(Dataset items)
******************************
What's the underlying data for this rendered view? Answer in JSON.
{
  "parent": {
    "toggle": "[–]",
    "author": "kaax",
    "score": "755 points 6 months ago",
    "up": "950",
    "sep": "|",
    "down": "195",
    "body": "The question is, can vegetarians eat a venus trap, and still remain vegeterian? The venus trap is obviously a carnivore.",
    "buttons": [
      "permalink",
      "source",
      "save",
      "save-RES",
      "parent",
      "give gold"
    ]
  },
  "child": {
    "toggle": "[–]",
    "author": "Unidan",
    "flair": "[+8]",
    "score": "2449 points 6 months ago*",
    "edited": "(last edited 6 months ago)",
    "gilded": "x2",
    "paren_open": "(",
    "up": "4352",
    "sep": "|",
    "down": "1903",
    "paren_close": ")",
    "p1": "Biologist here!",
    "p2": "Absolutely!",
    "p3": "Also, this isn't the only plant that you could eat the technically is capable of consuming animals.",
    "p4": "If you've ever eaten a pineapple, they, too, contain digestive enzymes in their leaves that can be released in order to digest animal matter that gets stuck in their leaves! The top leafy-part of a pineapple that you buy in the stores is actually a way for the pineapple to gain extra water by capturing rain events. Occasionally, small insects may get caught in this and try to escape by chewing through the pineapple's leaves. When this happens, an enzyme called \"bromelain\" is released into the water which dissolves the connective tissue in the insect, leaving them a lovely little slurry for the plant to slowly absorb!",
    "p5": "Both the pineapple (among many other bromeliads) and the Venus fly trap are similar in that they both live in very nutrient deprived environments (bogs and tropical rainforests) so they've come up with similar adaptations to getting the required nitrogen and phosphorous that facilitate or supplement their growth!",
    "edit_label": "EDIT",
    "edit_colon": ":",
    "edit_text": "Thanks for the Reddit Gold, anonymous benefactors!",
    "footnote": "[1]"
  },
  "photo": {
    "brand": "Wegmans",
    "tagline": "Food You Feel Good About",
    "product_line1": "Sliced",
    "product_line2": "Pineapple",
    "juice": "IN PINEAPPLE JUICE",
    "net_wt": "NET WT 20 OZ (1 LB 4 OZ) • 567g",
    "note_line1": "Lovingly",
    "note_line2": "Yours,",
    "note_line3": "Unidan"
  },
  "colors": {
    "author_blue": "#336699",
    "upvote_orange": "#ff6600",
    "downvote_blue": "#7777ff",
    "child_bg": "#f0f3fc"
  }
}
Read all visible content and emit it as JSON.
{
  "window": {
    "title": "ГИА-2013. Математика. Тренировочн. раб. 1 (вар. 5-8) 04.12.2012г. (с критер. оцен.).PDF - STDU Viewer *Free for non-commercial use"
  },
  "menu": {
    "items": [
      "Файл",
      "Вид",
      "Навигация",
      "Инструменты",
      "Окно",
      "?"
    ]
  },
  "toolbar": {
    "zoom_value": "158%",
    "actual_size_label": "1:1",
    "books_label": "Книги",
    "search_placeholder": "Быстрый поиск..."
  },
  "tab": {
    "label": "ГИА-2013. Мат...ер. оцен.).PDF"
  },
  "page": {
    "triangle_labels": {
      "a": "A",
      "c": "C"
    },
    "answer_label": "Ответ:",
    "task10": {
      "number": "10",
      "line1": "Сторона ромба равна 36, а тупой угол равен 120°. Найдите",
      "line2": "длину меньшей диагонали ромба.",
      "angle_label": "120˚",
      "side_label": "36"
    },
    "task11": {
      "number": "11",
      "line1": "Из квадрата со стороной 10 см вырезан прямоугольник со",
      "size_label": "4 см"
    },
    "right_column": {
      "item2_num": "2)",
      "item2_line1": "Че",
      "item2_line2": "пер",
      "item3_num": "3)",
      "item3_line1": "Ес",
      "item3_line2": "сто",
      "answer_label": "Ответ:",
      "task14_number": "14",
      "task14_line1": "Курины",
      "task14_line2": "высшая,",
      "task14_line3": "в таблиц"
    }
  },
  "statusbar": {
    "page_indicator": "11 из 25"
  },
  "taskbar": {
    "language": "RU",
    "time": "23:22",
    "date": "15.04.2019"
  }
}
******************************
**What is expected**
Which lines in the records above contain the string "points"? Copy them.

**Written answer**
    "score": "755 points 6 months ago",
    "score": "2449 points 6 months ago*",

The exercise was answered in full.